In MacGruer v. Fidelity & Casualty Co., 89 Cal.App. 227, 264 P. 501, the victim carried a bag of money to a job site to pay off the workmen. As he handed the bag to the foreman a voice said ‘I'll take it’, and the bag was given to an unknown person. When the person who took the bag had retreated some 20 feet, the victim who at first had not understood that his money was in danger, suddenly realized that something was wrong, and began a pursuit of the man with the bag. The victim was met with gunfire, and the robber fled with the loot. No force or fear had been used to gain possession of the money, but force and fear were used in removing it from the presence of the victim, and in making good an escape. The court had no difficulty coming to the conclusion that this was a robbery within the meaning of California Penal Code, § 211. (See also the Pawn Shop cases, McNeal v. State, 11 Ohio Dec. Reprint, 782, 29 Ohio L.J. 185, and Grant v. State, 125 Ga. 259, 54 S.E. 191, in each of which cases the defendant entered a pawn shop and asked to inspect a pistol with a view to its purchase. When handed the weapon the defendant loaded it, pointed it at the clerk, and then fled with the gun.
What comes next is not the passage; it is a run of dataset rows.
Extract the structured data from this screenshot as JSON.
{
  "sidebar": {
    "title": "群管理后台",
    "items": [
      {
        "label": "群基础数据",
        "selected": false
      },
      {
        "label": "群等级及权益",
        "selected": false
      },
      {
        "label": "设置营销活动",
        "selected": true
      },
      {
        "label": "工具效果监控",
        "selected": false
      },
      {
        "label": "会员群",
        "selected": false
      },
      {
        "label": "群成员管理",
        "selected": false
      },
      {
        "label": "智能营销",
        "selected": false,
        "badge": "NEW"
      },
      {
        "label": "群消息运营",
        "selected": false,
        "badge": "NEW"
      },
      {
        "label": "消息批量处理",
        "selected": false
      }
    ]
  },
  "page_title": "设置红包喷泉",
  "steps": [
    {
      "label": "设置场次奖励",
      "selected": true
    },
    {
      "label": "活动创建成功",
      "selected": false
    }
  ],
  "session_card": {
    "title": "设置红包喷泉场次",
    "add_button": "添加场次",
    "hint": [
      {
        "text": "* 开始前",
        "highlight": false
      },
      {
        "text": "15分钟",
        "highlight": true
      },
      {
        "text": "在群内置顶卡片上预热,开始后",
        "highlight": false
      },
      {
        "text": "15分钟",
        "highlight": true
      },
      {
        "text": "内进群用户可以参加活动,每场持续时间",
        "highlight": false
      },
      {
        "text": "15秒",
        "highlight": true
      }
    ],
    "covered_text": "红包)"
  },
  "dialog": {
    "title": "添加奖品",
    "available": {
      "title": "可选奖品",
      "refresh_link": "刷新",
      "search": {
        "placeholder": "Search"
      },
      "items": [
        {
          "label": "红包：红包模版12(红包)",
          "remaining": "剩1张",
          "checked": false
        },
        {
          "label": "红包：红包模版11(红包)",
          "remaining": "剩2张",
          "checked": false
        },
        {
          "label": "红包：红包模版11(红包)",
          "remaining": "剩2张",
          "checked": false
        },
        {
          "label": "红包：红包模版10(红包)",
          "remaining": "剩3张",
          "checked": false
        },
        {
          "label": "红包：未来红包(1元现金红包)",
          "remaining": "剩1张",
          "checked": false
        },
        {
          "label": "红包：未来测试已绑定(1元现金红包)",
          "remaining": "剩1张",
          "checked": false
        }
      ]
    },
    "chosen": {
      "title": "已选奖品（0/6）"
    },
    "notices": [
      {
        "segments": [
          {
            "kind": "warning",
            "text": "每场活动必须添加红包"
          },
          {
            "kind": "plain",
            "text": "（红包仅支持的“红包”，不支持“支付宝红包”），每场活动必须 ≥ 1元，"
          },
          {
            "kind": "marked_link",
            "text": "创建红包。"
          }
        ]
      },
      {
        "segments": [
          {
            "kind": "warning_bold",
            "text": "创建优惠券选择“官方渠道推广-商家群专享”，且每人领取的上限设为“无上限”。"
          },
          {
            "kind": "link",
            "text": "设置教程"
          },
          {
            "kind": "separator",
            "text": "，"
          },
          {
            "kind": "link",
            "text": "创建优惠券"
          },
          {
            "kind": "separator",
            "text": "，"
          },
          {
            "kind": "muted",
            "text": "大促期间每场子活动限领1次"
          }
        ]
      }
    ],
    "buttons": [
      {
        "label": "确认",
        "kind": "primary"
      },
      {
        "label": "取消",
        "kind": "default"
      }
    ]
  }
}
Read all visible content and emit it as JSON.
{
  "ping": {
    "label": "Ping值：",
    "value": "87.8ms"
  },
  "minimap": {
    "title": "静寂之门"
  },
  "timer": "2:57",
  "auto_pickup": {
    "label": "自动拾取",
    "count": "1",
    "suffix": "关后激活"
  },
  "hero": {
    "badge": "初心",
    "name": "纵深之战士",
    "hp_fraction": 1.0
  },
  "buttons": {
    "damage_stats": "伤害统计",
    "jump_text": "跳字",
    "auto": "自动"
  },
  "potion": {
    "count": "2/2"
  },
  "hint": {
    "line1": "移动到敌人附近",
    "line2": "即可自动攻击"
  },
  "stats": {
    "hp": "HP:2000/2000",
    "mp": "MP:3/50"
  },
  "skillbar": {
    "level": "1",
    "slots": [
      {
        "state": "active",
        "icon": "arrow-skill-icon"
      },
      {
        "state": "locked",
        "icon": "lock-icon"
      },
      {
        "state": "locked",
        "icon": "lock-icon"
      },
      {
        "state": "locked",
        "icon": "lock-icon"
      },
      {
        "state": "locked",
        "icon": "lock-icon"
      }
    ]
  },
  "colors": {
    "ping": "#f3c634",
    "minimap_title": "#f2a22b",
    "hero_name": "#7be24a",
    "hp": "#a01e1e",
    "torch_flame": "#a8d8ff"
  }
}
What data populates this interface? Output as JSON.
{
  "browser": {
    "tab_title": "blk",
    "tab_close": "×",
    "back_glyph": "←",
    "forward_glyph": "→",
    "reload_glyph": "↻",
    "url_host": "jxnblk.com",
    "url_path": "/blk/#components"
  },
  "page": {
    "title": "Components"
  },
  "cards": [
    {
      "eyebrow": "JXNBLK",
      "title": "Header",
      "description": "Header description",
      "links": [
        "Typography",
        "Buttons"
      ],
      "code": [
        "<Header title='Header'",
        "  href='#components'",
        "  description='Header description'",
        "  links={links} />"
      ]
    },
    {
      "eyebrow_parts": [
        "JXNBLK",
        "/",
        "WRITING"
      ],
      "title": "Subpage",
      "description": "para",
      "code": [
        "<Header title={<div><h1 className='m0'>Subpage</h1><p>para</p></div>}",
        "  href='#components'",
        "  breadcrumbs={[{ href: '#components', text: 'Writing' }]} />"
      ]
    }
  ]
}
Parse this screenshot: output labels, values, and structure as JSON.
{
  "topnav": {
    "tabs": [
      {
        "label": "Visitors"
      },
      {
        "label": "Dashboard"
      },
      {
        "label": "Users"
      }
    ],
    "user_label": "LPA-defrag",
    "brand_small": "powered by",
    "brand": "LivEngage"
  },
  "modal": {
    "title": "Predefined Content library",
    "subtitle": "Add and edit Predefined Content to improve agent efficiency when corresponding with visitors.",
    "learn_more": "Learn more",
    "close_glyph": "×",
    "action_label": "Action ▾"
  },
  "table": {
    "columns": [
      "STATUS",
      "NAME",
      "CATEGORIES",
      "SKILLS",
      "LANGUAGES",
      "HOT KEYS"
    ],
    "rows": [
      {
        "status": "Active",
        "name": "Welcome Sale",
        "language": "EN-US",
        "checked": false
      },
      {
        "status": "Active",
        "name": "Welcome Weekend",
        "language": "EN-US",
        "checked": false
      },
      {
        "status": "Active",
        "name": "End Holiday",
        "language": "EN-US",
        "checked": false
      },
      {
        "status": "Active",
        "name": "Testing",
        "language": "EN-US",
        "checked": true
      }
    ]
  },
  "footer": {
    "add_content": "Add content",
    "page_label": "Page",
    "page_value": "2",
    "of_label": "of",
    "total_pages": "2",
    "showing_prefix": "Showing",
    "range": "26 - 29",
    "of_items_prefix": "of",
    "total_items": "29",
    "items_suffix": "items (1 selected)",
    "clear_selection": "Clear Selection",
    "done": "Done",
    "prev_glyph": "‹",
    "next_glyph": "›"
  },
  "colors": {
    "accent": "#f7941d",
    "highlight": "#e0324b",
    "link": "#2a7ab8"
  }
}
Although the property had been willingly handed over in each case by the clerk, and the clerk was later put in fear, convictions of robbery were sustained.)
In the case now before us, the jury could reasonably infer from all of the evidence that the defendant and York had a settled plan for the robbery of the service station; that the plan involved obtaining the gasoline first, to be followed by the detention of the attendant at the car by force and fear while York searched for the cash box, and when the cash box was found this was to be followed by immediate flight with both the cash and the gasoline. The testimony of Farrell shows that this was the plan pursued in the robbery. Although York's extrajudicial statement that this was substantially the plan was admitted in evidence, it was admitted against York only, and we have not considered it as against appellant. Rather, we have limited ourselves to the inferences which the jury reasonably could have drawn from evidence admitted against both defendants. We find no difficulty, therefore, in upholding the implied finding of the jury that under the circumstances of this case the gasoline was removed from the immediate presence of the service station attendant by means of force and fear, and in violation of § 211 of the Penal Code.
The defendant also complains that there was error in allowing the district attorney to amend the information to conform to proof, in admitting the straightedge razor into evidence, in admitting the statement made by the appellant following his arrest, and in certain instructions given by the court to the jury. We have examined each of these claims of error and find them to be without merit.
Judgment affirmed. The purported appeals from orders are dismissed.
DRAPER, P. J., and DEVINE, J., concur.